By: Valerie Goddard, staff assistant, Governmental Relations Division
Congressman Kurt Schrader, D-Ore., is one of two veterinarians serving in Congress and is a co-chair for the House Veterinary Medicine Caucus. Schrader is currently serving his third term and is a member of the House Committees on Agriculture, Small Business, and Budget. He has sponsored the Veterinary Medicine Mobility Act and the Veterinary Medicine Loan Repayment Program Enhancement Act, and has cosponsored the Prevent All Soring Tactics Act and the Animal Fighting Spectator Prohibition Act—all legislation which AVMA is actively working to see passed.
Q: Do your colleagues generally seek your advice on issues concerning animal science or food safety and security?
Schrader: Frankly, not yet. That’s part of the reason we started the caucus. They’re not used to having veterinarians with our expertise in Congress. When Congressman Ted Yoho, R-Fla., or I speak up from a veterinary perspective, I sense that they listen a little more carefully, and we have the ability to sway their opinions—not on some emotional harangue—but actually based on the facts from what we’ve seen in the veterinary world or read in scientific papers. A lot of members would like to have some good, solid information, not something that’s politically colored, on some of the issues that affect veterinary medicine.
Q: Is there an issue or challenge that you encountered during your time as a practicing veterinarian that you would like to see addressed in the future
Schrader: I guess the biggest issue that I hope Ted and I are able to address is encouraging the use of veterinarians in industry, government and public health circles.

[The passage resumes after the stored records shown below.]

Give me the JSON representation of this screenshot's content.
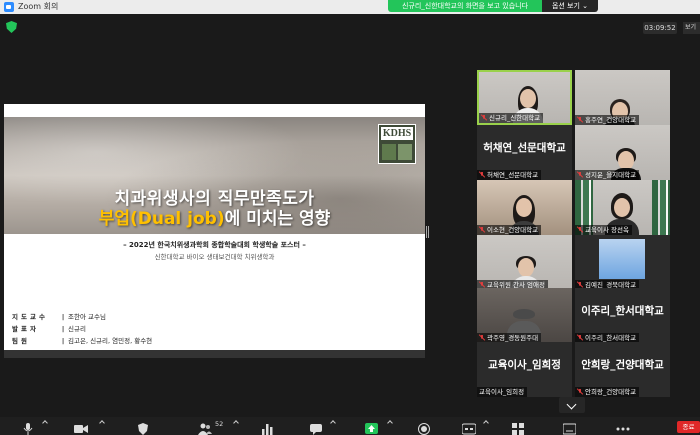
{
  "window": {
    "title": "Zoom 회의"
  },
  "share_banner": {
    "text": "신규리_신한대학교의 화면을 보고 있습니다",
    "view_options": "옵션 보기 ⌄"
  },
  "meeting": {
    "timer": "03:09:52",
    "view_tab": "보기"
  },
  "slide": {
    "logo_text": "KDHS",
    "title_line1": "치과위생사의 직무만족도가",
    "title_line2_highlight": "부업(Dual job)",
    "title_line2_rest": "에 미치는 영향",
    "subtitle1": "– 2022년 한국치위생과학회 종합학술대회 학생학술 포스터 –",
    "subtitle2": "신한대학교 바이오 생태보건대학 치위생학과",
    "info": [
      {
        "key": "지도교수",
        "value": "조한아 교수님"
      },
      {
        "key": "발표자",
        "value": "신규리"
      },
      {
        "key": "팀원",
        "value": "김고은, 신규리, 염민정, 황수현"
      }
    ]
  },
  "participants": [
    {
      "name": "신규리_신한대학교",
      "kind": "video",
      "active": true
    },
    {
      "name": "홍주연_건양대학교",
      "kind": "video"
    },
    {
      "name": "허채연_선문대학교",
      "kind": "name",
      "big": "허채연_선문대학교"
    },
    {
      "name": "성지윤_을지대학교",
      "kind": "video"
    },
    {
      "name": "이소현_건양대학교",
      "kind": "video"
    },
    {
      "name": "교육이사 장선옥",
      "kind": "video"
    },
    {
      "name": "교육위원 간사 엄애정",
      "kind": "video"
    },
    {
      "name": "김예진_경북대학교",
      "kind": "video"
    },
    {
      "name": "곽주영_경동원주대",
      "kind": "video"
    },
    {
      "name": "이주리_한서대학교",
      "kind": "name",
      "big": "이주리_한서대학교"
    },
    {
      "name": "교육이사_임희정",
      "kind": "name",
      "big": "교육이사_임희정"
    },
    {
      "name": "안희랑_건양대학교",
      "kind": "name",
      "big": "안희랑_건양대학교"
    }
  ],
  "toolbar": {
    "participants_count": "52",
    "end_label": "종료"
  }
}
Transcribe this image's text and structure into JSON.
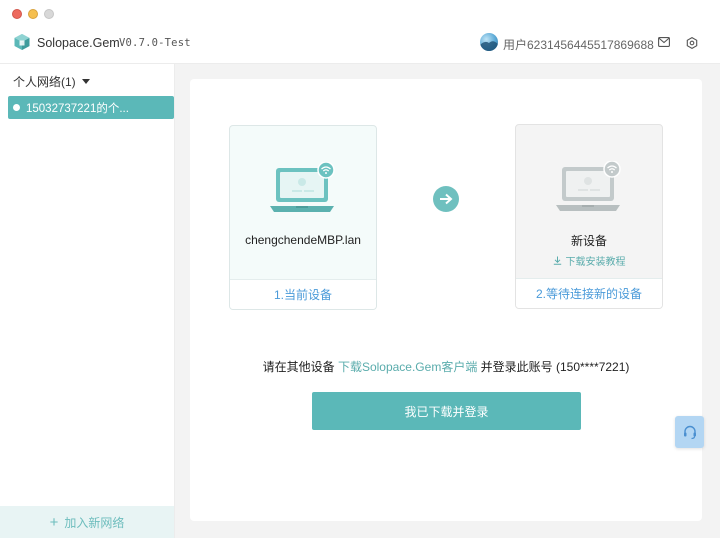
{
  "titlebar": {
    "app_name": "Solopace.Gem",
    "version": "V0.7.0-Test",
    "user_label": "用户6231456445517869688"
  },
  "sidebar": {
    "network_header": "个人网络(1)",
    "networks": [
      {
        "label": "15032737221的个..."
      }
    ],
    "add_network_label": "加入新网络"
  },
  "main": {
    "current_device": {
      "name": "chengchendeMBP.lan",
      "step_label": "1.当前设备"
    },
    "new_device": {
      "name": "新设备",
      "tutorial_link": "下载安装教程",
      "step_label": "2.等待连接新的设备"
    },
    "instruction": {
      "prefix": "请在其他设备 ",
      "link": "下载Solopace.Gem客户端",
      "suffix": " 并登录此账号 (150****7221)"
    },
    "primary_button": "我已下载并登录"
  },
  "colors": {
    "accent": "#5bb8b8",
    "link_blue": "#4a9ad9"
  },
  "icons": [
    "app-logo-icon",
    "avatar",
    "mail-icon",
    "gear-icon",
    "caret-down-icon",
    "plus-icon",
    "laptop-icon",
    "wifi-icon",
    "arrow-right-icon",
    "download-icon",
    "headset-icon"
  ]
}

I see a lot of my medical colleagues called upon in these areas as people retire and we are looking for new people to fill these public health and public service positions. I’d really like to see veterinarians take a big role there. Veterinarians have a better appreciation than some of the public health professionals for some of the zoonotic diseases and how to approach the epidemiology of zoonotic diseases, and that’s a big deal. This is an area where I’d like to see more of the younger generations of veterinarians get involved. It’s not just about private practice—there are great opportunities in government, industry and other aspects of the private sector that I think we’ve been missing the boat on so far in terms of encouraging veterinarians.
Q: Are there ways that your education and experience in veterinary medicine and animal science benefit the House Committees on which you serve?

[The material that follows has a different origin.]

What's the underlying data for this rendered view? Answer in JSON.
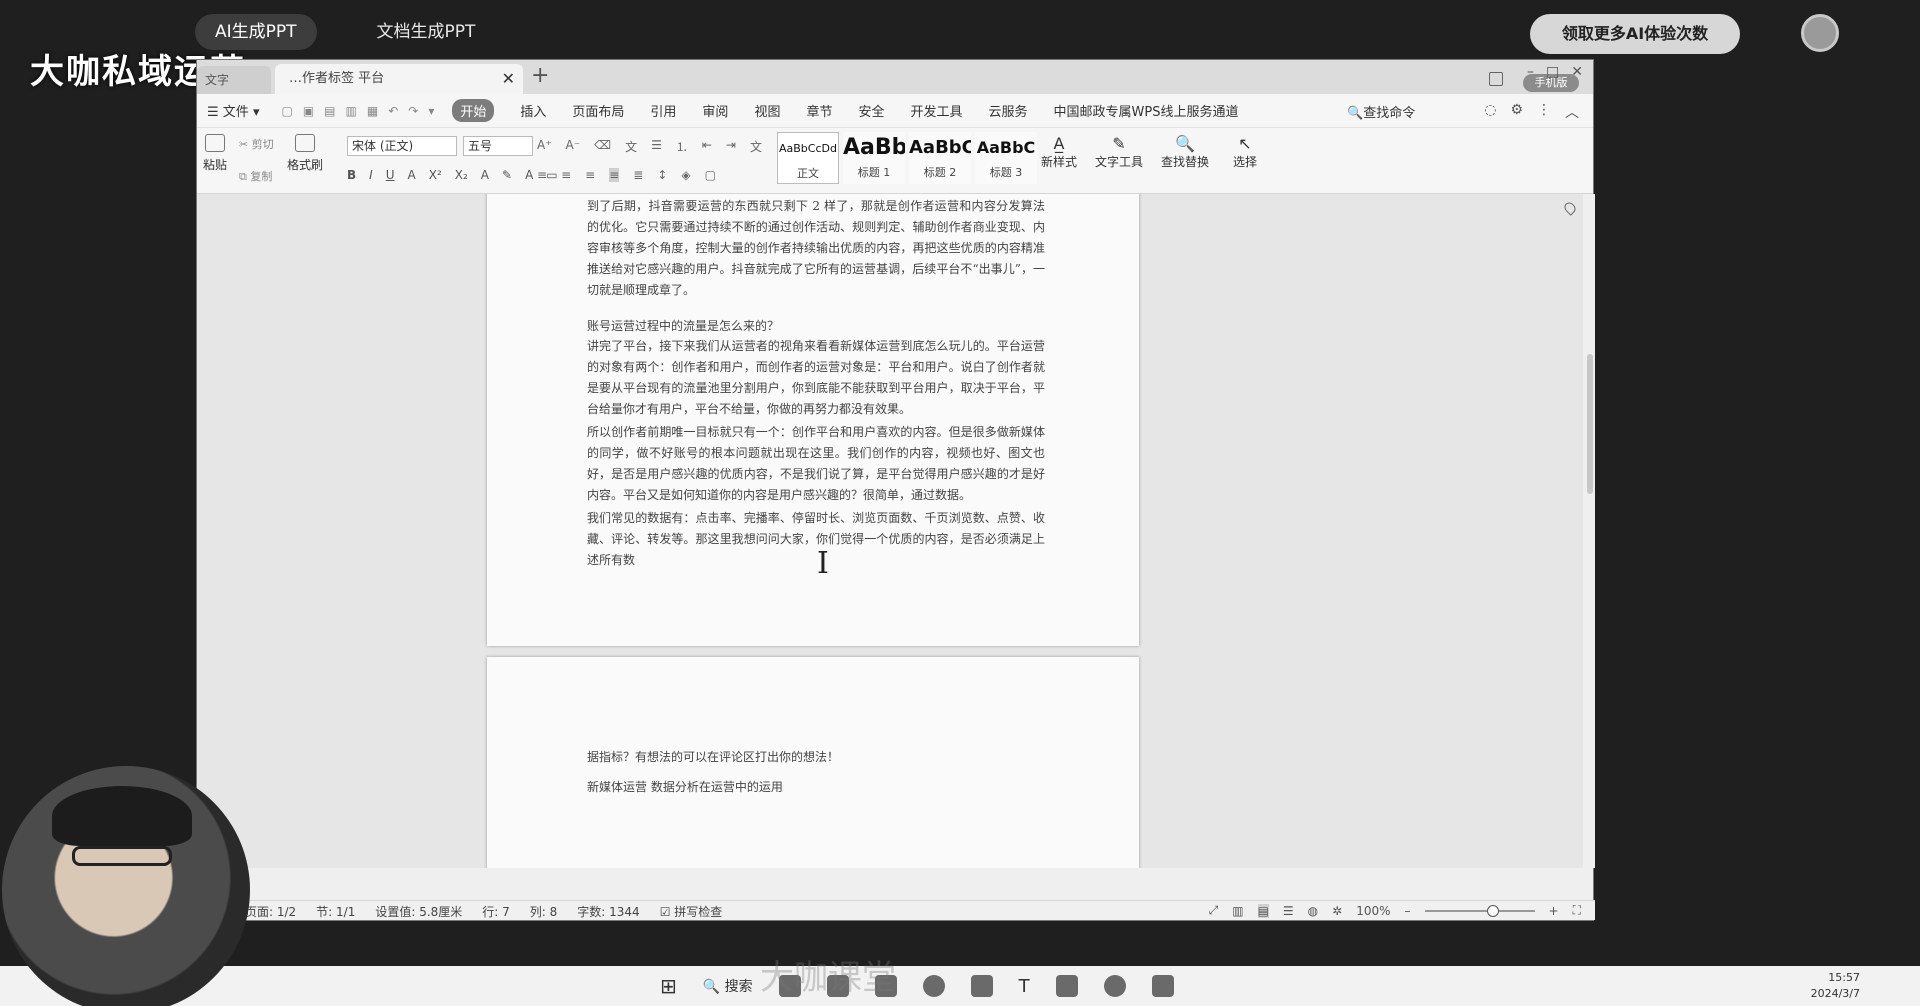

Schrader: Yes, Ted and I are both on the Ag Committee so we have all of the livestock groups very interested in us. I’ve been engaged in trying to broker a deal between the Humane Society of the United States and the egg-laying community to bring some sort of order to federal regulation regarding the housing of egg-laying hens, and that’s something that, again, we have a unique veterinary perspective. We can get past the rhetoric and all the ‘he said/she said’ and just talk common sense. Our job is to broker a lot more common sense in these types of decisions that affect food safety, in particular, people’s health.
Q: Are there challenges or veterinary issues facing your state that you are concerned about?
Schrader: The thing that has come through at the veterinary level big time in my state and a lot of other states around the country is this ridiculous restriction by the Drug Enforcement Administration that veterinarians can’t carry controlled substances in their ambulatory rigs. That’s just ludicrous. It shows a complete lack of understanding by the DEA, which we’ve pointed out to them and the AVMA has been extremely helpful in that regard as well. We’ve introduced things in the Farm Bill that have caught their attention a little bit, but the DEA is still trying to backtrack, but frankly, not enough. They’re just trying to pat us on the head and tell us it’s going to be fine and at the end of the day we shouldn’t worry about it. But it’s really important to veterinarians and to the humane treatment of animals that we’re able to use the modern day controlled substances to alleviate the pain that goes with some of these tough procedures out in the field.
Veterinarians are straightforward people. Common sense dictates the way over ideology. Ted and I have very different political philosophies most of the time, but when it comes to common sense things that deal with animals and public welfare, such as the humane treatment of animals and the appropriate use of medications, that’s in our wheelhouse. Again, I think that’s where we can show our expertise and, hopefully, encourage Congress to make good, thoughtful decisions that help the veterinary industry and help people to deal with their animals.